### Goal of the exercise
All records below must be written out exactly, with the pictures excluded.

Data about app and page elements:
# # # # # # #

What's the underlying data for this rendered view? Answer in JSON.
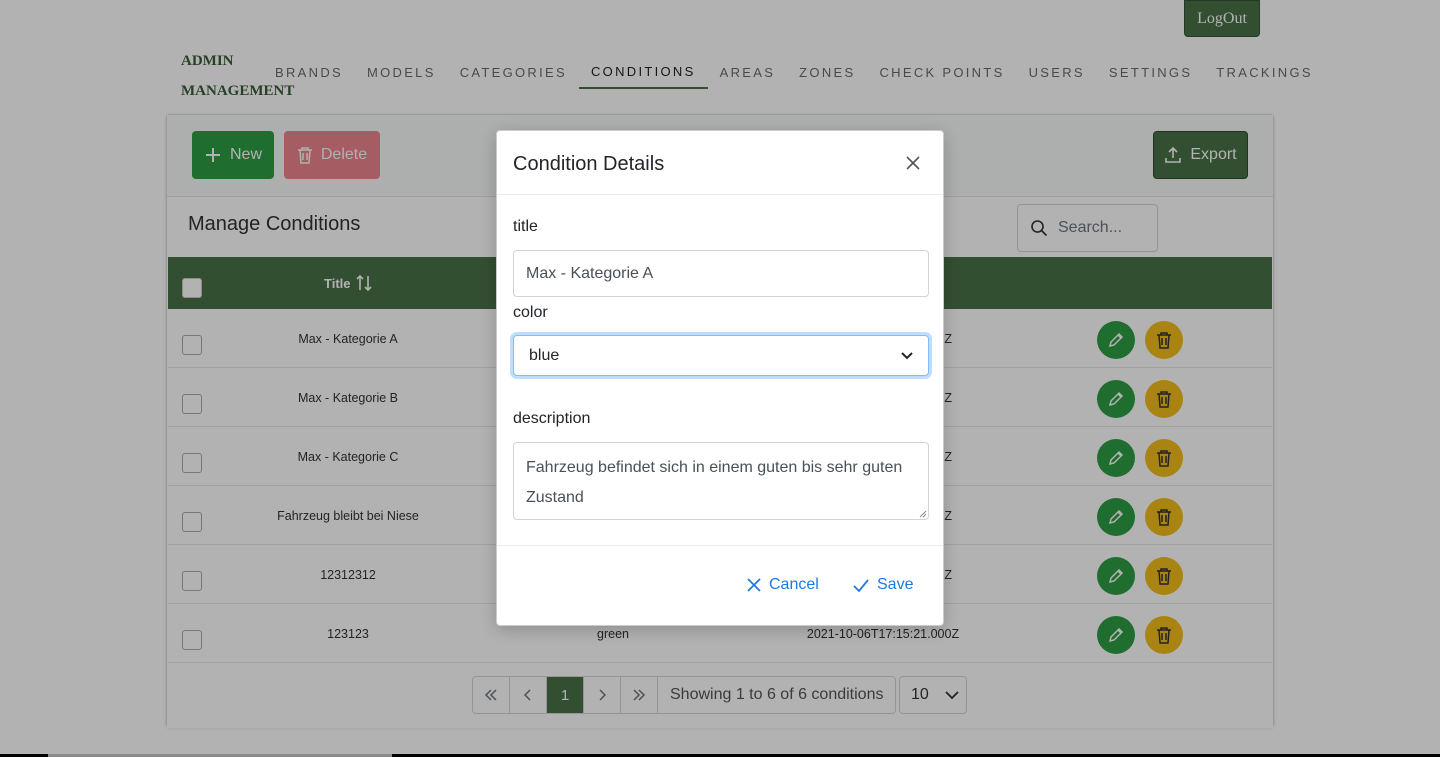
{
  "header": {
    "logout_label": "LogOut",
    "brand_line1": "ADMIN",
    "brand_line2": "MANAGEMENT",
    "nav": [
      "BRANDS",
      "MODELS",
      "CATEGORIES",
      "CONDITIONS",
      "AREAS",
      "ZONES",
      "CHECK POINTS",
      "USERS",
      "SETTINGS",
      "TRACKINGS"
    ],
    "active_nav": "CONDITIONS"
  },
  "toolbar": {
    "new_label": "New",
    "delete_label": "Delete",
    "export_label": "Export"
  },
  "panel": {
    "title": "Manage Conditions",
    "search_placeholder": "Search..."
  },
  "table": {
    "title_header": "Title",
    "rows": [
      {
        "title": "Max - Kategorie A",
        "color": "",
        "date": "Z"
      },
      {
        "title": "Max - Kategorie B",
        "color": "",
        "date": "Z"
      },
      {
        "title": "Max - Kategorie C",
        "color": "",
        "date": "Z"
      },
      {
        "title": "Fahrzeug bleibt bei Niese",
        "color": "",
        "date": "Z"
      },
      {
        "title": "12312312",
        "color": "",
        "date": "Z"
      },
      {
        "title": "123123",
        "color": "green",
        "date": "2021-10-06T17:15:21.000Z"
      }
    ]
  },
  "pagination": {
    "current_page": "1",
    "report": "Showing 1 to 6 of 6 conditions",
    "rows_per_page": "10"
  },
  "modal": {
    "title": "Condition Details",
    "title_label": "title",
    "title_value": "Max - Kategorie A",
    "color_label": "color",
    "color_value": "blue",
    "description_label": "description",
    "description_value": "Fahrzeug befindet sich in einem guten bis sehr guten Zustand",
    "cancel_label": "Cancel",
    "save_label": "Save"
  },
  "colors": {
    "primary_green": "#4a7148",
    "success_green": "#2e9e44",
    "danger_red": "#ea5463",
    "warning_yellow": "#f2be1a",
    "link_blue": "#1f7ae0"
  }
}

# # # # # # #

### Answer space
What's the underlying data for this rendered view? Answer in JSON.
{
  "header": {
    "logout_label": "LogOut",
    "brand_line1": "ADMIN",
    "brand_line2": "MANAGEMENT",
    "nav": [
      "BRANDS",
      "MODELS",
      "CATEGORIES",
      "CONDITIONS",
      "AREAS",
      "ZONES",
      "CHECK POINTS",
      "USERS",
      "SETTINGS",
      "TRACKINGS"
    ],
    "active_nav": "CONDITIONS"
  },
  "toolbar": {
    "new_label": "New",
    "delete_label": "Delete",
    "export_label": "Export"
  },
  "panel": {
    "title": "Manage Conditions",
    "search_placeholder": "Search..."
  },
  "table": {
    "title_header": "Title",
    "rows": [
      {
        "title": "Max - Kategorie A",
        "color": "",
        "date": "Z"
      },
      {
        "title": "Max - Kategorie B",
        "color": "",
        "date": "Z"
      },
      {
        "title": "Max - Kategorie C",
        "color": "",
        "date": "Z"
      },
      {
        "title": "Fahrzeug bleibt bei Niese",
        "color": "",
        "date": "Z"
      },
      {
        "title": "12312312",
        "color": "",
        "date": "Z"
      },
      {
        "title": "123123",
        "color": "green",
        "date": "2021-10-06T17:15:21.000Z"
      }
    ]
  },
  "pagination": {
    "current_page": "1",
    "report": "Showing 1 to 6 of 6 conditions",
    "rows_per_page": "10"
  },
  "modal": {
    "title": "Condition Details",
    "title_label": "title",
    "title_value": "Max - Kategorie A",
    "color_label": "color",
    "color_value": "blue",
    "description_label": "description",
    "description_value": "Fahrzeug befindet sich in einem guten bis sehr guten Zustand",
    "cancel_label": "Cancel",
    "save_label": "Save"
  },
  "colors": {
    "primary_green": "#4a7148",
    "success_green": "#2e9e44",
    "danger_red": "#ea5463",
    "warning_yellow": "#f2be1a",
    "link_blue": "#1f7ae0"
  }
}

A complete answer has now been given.